Suffix-Position Pipeline Behavior
This crate provides extension methods on all types that allow transparent, temporary, inspection/mutation (tapping), transformation (piping), or type conversion. These methods make it convenient for you to insert debugging or modification points into an expression without requiring you to change any other portions of your code.
You can tap inside a method-chain expression for logging without requiring a rebind. For instance, you may write a complex expression without any intermediate debugging steps, and only later decide that you want them. Ordinarily, this transform would look like this:
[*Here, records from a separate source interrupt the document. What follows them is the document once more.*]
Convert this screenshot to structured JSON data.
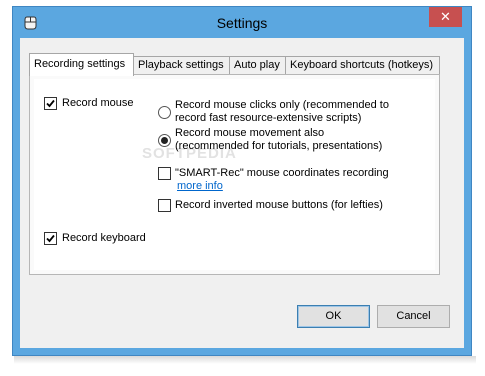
{
  "window": {
    "title": "Settings",
    "close_symbol": "✕",
    "accent": "#5ba7e0",
    "close_color": "#c75050"
  },
  "tabs": [
    {
      "label": "Recording settings",
      "active": true
    },
    {
      "label": "Playback settings",
      "active": false
    },
    {
      "label": "Auto play",
      "active": false
    },
    {
      "label": "Keyboard shortcuts (hotkeys)",
      "active": false
    }
  ],
  "recording": {
    "record_mouse": {
      "label": "Record mouse",
      "checked": true
    },
    "clicks_only": {
      "line1": "Record mouse clicks only (recommended to",
      "line2": "record fast resource-extensive scripts)",
      "selected": false
    },
    "movement": {
      "line1": "Record mouse movement also",
      "line2": "(recommended for tutorials, presentations)",
      "selected": true
    },
    "smart_rec": {
      "label": "\"SMART-Rec\" mouse coordinates recording",
      "checked": false,
      "more_info": "more info"
    },
    "inverted": {
      "label": "Record inverted mouse buttons (for lefties)",
      "checked": false
    },
    "record_keyboard": {
      "label": "Record keyboard",
      "checked": true
    }
  },
  "watermark": "SOFTPEDIA",
  "buttons": {
    "ok": "OK",
    "cancel": "Cancel"
  }
}
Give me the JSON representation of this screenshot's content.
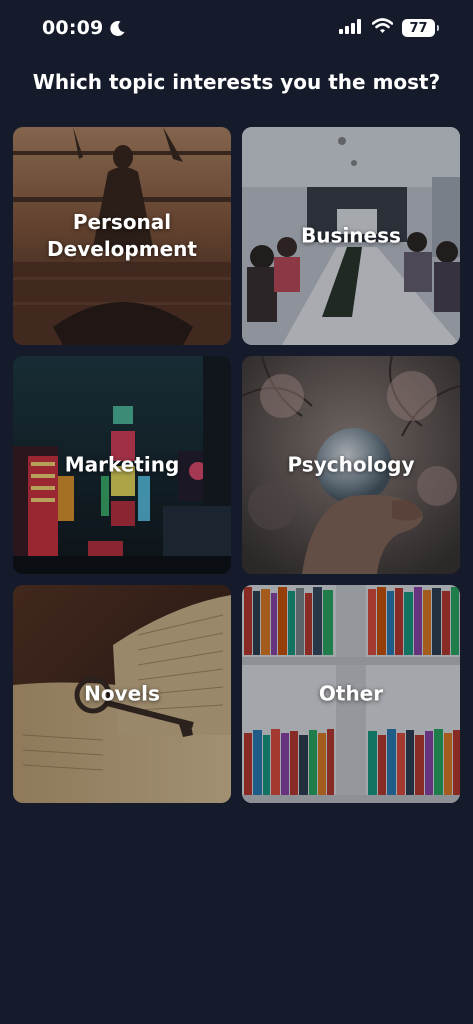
{
  "status_bar": {
    "time": "00:09",
    "battery": "77",
    "icons": [
      "moon-icon",
      "signal-icon",
      "wifi-icon",
      "battery-icon"
    ]
  },
  "page": {
    "title": "Which topic interests you the most?"
  },
  "topics": [
    {
      "label_line1": "Personal",
      "label_line2": "Development",
      "image": "meditation-sunset-image"
    },
    {
      "label": "Business",
      "image": "meeting-room-image"
    },
    {
      "label": "Marketing",
      "image": "city-billboards-image"
    },
    {
      "label": "Psychology",
      "image": "crystal-ball-hand-image"
    },
    {
      "label": "Novels",
      "image": "open-book-key-image"
    },
    {
      "label": "Other",
      "image": "bookshelf-image"
    }
  ],
  "colors": {
    "background": "#151b2a",
    "text": "#ffffff"
  }
}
extern crate reqwest; extern crate tracing; // old let body = get? .text?; debug!; // new, with debugging let resp = get?; debug!; let body = resp.text?; debug!;
while with tapping, you can plug the logging statement directly into the overall expression, without making any other changes:
extern crate reqwest; extern crate tracing; let body = get? // The only change is the insertion of this line .tap .text?; debug!;
Some APIs are written to require mutable borrows, rather than value-to-value transformations, which can require temporary rebinding in order to create mutability in an otherwise-immutable context. For example, collecting data into a vector, sorting the vector, and then freezing it, might look like this:
let mut collection = stream.; collection.sort; // potential error site: inserting other mutations here let collection = collection; // now immutable
But with a mutable tap, you can avoid the duplicate binding and guard against future errors due to the presence of a mutable binding:
let collection = stream. .tap_mut;
.tap_mut() and related methods provide a mutable borrow to their argument,
and allow the final binding site to choose their own level of mutability without
exposing the intermediate permission.
In addition to transparent inspection or modification points, you may also wish
to use suffix calls for subsequent operations. For example, the standard library
offers the free function
fs::read to convert
Path-like objects into
Vec<u8> of their filesystem contents. Ordinarily, free functions require use
use fs; let mut path = get_base_path; path.push; path.push; let contents = read?;
whereäs use of tapping (for path modification) and piping (for
be expressed like this:
use fs; let contents = get_base_path .tap_mut .tap_mut .pipe?;
As a clearer example, consider the syntax required to apply multiple free
let-bindings looks like this:
let val = last;
which requires reading the expression in alternating, inside-out, order, to understand the full sequence of evaluation. With suffix calls, even free functions can be written in a point-free style that maintains a clear temporal and syntactic order:
let val = original_value .pipe .pipe .pipe .pipe;
As piping is an ordinary method, not a syntax transformation, it still requires that you write function-call expressions when using a function with multiple arguments in the pipeline.
conv module is the simplest: it provides two traits,
which are sibling traits to
TryInto<T>. Their methods,
TryConv::try_conv::<T>, call the corresponding
trait implementation, and allow you to use
non-terminal method calls of an expression.
let bytes = "hello".into.into_bytes;
does not compile, because Rust cannot decide the type of
Instead of rewriting the expression to use an intermediate
let binding, you
can write it as
let bytes = "hello"..into_bytes;
Pipe traits both provide a large number of methods, which use
different parts of the Rust language’s facilities for well-typed value access.
Rather than repeat the API documentation here, you should view the module items
in the documentation.
As a summary, these traits provide methods that, upon receipt of a value,
- apply no transformation
- apply an
- apply a
- apply the
before executing their effect argument.
In addition, each
.tap_x has a sibling method
performs the same work, but only in debug builds; in release builds, the method
call is stripped. This allows you to leave debugging taps in your source code,
without affecting your project’s performance in true usage.
tap module also has traits
run taps on the variants of
Result enums, respectively, and do
nothing when the variant does not match the method name.
has no effect when called on a